→ **TASK INSTRUCTIONS**:
Read the records below. Copy each line where the string "name" occurs.

[Saved entries]
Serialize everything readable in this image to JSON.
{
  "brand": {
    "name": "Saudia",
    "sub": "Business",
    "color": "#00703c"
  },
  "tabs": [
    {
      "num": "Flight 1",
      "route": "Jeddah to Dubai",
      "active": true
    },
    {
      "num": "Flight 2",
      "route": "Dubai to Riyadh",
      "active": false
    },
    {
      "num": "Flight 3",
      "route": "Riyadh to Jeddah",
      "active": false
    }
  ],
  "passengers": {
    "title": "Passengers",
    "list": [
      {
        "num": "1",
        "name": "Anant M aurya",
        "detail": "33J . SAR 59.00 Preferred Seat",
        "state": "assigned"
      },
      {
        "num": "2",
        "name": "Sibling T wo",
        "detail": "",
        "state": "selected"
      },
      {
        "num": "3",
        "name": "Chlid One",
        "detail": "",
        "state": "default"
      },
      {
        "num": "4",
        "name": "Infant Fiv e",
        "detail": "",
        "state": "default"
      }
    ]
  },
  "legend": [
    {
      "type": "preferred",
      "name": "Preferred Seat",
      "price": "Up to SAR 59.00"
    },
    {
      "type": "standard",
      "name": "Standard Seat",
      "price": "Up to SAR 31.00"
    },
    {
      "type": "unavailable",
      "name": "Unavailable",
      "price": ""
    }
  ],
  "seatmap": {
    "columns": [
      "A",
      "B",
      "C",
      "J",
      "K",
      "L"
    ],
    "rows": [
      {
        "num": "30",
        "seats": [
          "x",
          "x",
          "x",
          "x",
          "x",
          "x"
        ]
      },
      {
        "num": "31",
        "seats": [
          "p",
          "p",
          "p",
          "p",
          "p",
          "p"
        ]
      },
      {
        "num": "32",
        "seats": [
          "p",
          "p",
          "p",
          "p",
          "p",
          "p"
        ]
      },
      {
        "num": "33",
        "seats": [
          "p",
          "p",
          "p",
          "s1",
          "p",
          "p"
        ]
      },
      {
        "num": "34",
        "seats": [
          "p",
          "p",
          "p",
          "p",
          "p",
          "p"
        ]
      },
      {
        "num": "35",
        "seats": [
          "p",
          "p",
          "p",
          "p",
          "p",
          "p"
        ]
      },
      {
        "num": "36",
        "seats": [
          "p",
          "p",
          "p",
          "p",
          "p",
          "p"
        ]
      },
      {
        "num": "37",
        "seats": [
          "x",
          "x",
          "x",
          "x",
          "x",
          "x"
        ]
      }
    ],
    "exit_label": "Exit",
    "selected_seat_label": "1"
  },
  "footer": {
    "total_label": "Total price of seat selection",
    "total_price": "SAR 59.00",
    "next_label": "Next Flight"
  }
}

→ **RESULT OF THIS TASK**:
    "name": "Saudia",
        "name": "Anant M aurya",
        "name": "Sibling T wo",
        "name": "Chlid One",
        "name": "Infant Fiv e",
      "name": "Preferred Seat",
      "name": "Standard Seat",
      "name": "Unavailable",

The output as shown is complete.